This should be the penultimate litmus test for discerning whether God is directing your life: Who is it lifting up? If it lifts up the other person, the neglected, the suffering, and gives glory to God for all of the work involved; if it lets me suffer and become more humbled as a servant to those around me, then there’s a good chance that I am on the right path.
Continuing on our journey
And so, a month later, I find myself driving a 12-year old yellow school bus that I acquired from Florida to Big Woods, Louisiana. Our ministry is still changing, though less now that we have our bearings. We have floor plans and ideas for how this will all work, but I’m sure He will continue to nudge us along in His path for us. Jessica’s treatments will hopefully begin in the coming weeks, and it will be difficult for her and for our family. But this dream that we have still keeps us calm and gives a divine hope and peace amidst the storm.
by Grace Wilde
Thanksgiving in General Cepeda is fun. We invited everyone we met in General Cepeda to a gigantic feast that we serve. The feast was delicious. But, afterwards I was very tired.
To prepare for the feast, they put 5 turkeys in the pila to defrost. (The pila is an empty fountain where we brush our teeth.) On Thanksgiving, we worked all morning on cooking and setting up. We worked on the decorations. We set up little bobble head turkeys at each of the tables. We also wrapped up silverware in napkins.

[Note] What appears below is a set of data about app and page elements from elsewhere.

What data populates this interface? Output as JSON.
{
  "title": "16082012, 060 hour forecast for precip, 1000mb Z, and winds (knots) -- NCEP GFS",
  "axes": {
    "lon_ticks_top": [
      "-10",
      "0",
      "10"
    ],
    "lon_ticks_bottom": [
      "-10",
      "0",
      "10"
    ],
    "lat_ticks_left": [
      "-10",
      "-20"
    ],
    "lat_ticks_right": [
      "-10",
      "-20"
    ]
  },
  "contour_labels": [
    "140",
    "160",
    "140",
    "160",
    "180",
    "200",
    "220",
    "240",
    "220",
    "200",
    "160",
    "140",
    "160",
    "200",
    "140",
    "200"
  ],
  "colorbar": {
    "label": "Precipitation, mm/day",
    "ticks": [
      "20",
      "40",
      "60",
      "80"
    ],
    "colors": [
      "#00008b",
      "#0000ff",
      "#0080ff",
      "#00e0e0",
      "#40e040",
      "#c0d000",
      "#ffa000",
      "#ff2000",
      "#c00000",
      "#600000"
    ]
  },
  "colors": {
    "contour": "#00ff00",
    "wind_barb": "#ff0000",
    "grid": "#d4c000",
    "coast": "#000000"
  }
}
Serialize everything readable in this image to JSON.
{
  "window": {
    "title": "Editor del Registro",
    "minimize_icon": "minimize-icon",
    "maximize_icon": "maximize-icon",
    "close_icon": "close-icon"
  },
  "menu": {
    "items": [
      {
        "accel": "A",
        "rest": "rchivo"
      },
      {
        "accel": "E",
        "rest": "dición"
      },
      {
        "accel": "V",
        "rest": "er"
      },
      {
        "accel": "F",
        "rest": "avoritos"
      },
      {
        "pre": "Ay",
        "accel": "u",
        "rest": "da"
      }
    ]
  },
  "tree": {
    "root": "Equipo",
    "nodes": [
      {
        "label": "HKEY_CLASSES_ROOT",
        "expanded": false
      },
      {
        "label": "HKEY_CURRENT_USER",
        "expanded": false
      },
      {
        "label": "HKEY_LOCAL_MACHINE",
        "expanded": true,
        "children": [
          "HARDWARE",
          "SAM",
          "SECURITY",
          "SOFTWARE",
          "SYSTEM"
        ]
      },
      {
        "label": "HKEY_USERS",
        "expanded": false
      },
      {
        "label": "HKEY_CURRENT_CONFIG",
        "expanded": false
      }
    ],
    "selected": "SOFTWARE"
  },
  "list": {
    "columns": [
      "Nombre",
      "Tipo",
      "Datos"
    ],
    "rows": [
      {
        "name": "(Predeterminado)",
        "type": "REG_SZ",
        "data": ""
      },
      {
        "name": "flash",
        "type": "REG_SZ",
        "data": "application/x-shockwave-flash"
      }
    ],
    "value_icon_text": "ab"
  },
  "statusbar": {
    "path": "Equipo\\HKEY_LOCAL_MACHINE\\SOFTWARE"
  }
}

We made a poster that said all the things we are thankful for in Spanish. We also helped peel potatoes - enough to fill a bag that was bigger than Chi Yu!
When the people arrived there were two shifts, so once you were done eating you took over someone else’s job. There was a greeter who greeted people and counted how many people came. By the end, around 250 people had been fed. Then they were seaters. That was our job. We were supposed to lead people to empty seats in the mission house. Then there were people who served drink, food, and dessert.
When it was time for us to eat, the food was delicious. But, my favorite food was the desserts. There were chocolate cake and brownies. There were also pumpkin muffins!!! I had a pumpkin muffin and it was delicious. It had chocolate chips and raisins in it!!
Thanksgiving was really fun and General Cepeda was awesome. I was very sad when we had to leave, but, I look forward to Costa Rica.
On a Mission
Two passionate parents and their four children are excited to bring His Word to everyone in need while living a life of Gospel poverty as missionaries. They invite you to join them on a journey to encounter our global neighbors that Jesus commands us to love through works of charity and service.